Yüzbaşı, Nur Sena
Oxy-fuel combustion technology, which is based on burning coal in a mixture of oxygen and recycled flue gas (RFG), is suggested as one of new promising technologies for capturing CO2 from power plants. In this thesis study, the pyrolysis and combustion behaviour of various fuels including imported coal, petroleum coke, two different types of indigenous lignites, olive residue and their blends with different proportions in air and oxy-fuel conditions were investigated by using non-isothermal thermogravimetric method (TGA) coupled with Fourier-transform infrared (FTIR) spectrometer. Pyrolysis tests were carried out in nitrogen and carbon dioxide environments, which are the main diluting gases of air and oxy-fuel environment, respectively. Pyrolysis results reveal that weight loss profiles are similar up to high temperature zone in both pyrolysis environments, indicating that CO2 behaves as an inert gas in this temperature range. However, further weight loss takes place in CO2 atmosphere v after 700oC due to CO2-char gasification reaction which is observed in pyrolysis of all fuel samples. Combustion experiments were carried out in four different atmospheres; air, oxygen-enriched air environment (30 % O2 – 70 % N2), oxy-fuel environment (21 % O2 – 79 % CO2) and oxygen-enriched oxy-fuel environment (30 % O2 – 70 % CO2). Combustion experiments show that replacing nitrogen in the gas mixture by the same concentration of CO2 does not affect the combustion process significantly but leads to slight delay (lower weight loss rate and higher burnout temperature) in combustion. Overall comparison of weight loss profiles shows that higher oxygen content in the combustion environment is the dominant factor affecting the combustion rather than the diluting gas. As O2 concentration increases profiles shift through lower temperature zone, peak and burnout temperatures decrease, weight loss rate increases and complete combustion is achieved at lower temperatures and shorter times. Pyrolysis and combustion behaviour of three different fuel blends were also investigated. Results reveal synergistic interactions in combustion tests of all blends in all combustion environments. During pyrolysis and combustion tests gaseous products CO2, CO, H2O, CH4, SO2 and COS were identified in flue gas and analyzed by using FTIR. Results indicate that higher CO and COS formation take place during pyrolysis tests due to gasification reaction in CO2 atmosphere at high temperature zone. Gaseous species evolution trends in combustion tests are found specific for each fuel. However, evolution trends slightly shift to lower temperatures in oxygen-enriched conditions.

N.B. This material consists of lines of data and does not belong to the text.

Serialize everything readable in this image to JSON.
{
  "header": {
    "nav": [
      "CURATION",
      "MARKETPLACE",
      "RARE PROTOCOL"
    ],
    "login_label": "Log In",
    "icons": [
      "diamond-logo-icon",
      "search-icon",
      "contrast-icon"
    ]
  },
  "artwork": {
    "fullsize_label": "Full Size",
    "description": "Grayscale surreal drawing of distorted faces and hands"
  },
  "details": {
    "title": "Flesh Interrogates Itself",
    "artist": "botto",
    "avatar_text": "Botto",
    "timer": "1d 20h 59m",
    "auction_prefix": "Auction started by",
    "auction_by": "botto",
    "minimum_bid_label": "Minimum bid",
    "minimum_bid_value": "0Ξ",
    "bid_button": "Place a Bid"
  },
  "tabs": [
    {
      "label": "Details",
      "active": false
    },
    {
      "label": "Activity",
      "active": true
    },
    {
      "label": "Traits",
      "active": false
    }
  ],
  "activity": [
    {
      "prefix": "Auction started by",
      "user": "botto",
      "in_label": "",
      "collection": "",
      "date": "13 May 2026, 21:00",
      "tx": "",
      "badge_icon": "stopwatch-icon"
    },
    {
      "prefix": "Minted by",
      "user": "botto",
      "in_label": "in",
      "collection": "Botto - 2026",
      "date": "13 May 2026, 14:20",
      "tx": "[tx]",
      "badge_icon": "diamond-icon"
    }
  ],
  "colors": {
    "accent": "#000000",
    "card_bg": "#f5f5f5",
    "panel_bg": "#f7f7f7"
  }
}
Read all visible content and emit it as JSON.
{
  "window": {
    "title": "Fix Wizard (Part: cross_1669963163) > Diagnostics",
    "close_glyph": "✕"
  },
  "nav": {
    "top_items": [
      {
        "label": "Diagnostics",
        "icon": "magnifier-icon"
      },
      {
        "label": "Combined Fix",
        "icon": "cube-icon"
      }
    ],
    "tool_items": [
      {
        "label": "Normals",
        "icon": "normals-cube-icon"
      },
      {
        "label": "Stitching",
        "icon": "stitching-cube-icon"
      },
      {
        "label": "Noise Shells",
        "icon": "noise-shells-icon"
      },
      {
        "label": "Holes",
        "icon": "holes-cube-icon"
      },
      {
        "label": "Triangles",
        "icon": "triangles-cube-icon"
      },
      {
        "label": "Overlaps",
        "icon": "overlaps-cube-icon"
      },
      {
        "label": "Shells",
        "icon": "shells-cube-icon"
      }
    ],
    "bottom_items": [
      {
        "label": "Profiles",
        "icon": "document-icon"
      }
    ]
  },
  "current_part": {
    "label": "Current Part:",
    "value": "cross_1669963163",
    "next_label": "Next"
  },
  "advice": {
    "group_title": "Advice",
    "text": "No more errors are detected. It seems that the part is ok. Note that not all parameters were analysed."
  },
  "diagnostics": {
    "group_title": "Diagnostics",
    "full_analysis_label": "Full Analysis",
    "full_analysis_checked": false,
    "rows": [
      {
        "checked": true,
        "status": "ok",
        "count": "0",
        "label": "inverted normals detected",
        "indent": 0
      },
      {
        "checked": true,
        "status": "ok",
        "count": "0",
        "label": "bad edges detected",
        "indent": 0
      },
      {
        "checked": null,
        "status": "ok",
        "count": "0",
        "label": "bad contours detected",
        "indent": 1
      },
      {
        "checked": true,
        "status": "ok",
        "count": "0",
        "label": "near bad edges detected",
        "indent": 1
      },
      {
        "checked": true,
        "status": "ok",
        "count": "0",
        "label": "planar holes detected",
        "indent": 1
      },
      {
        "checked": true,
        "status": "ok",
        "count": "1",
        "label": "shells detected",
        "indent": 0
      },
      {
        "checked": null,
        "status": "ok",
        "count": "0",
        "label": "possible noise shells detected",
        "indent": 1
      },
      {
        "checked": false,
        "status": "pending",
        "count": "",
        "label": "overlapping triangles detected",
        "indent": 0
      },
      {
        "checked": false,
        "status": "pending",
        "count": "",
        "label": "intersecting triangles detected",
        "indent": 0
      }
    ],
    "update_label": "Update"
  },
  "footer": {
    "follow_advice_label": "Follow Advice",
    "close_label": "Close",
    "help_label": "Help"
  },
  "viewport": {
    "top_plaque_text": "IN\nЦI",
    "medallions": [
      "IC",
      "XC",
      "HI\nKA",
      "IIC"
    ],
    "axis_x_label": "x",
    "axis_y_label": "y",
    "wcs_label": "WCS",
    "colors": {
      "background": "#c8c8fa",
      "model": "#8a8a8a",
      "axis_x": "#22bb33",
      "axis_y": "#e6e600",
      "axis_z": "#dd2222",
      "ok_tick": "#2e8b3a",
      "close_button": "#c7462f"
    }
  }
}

Citation Formats
N. S. Yüzbaşı, “Pyrolysis and combustion behaviour of various fuels in oxygen-enriched air and CO2 atmospheres,” M.S. - Master of Science, Middle East Technical University, 2011.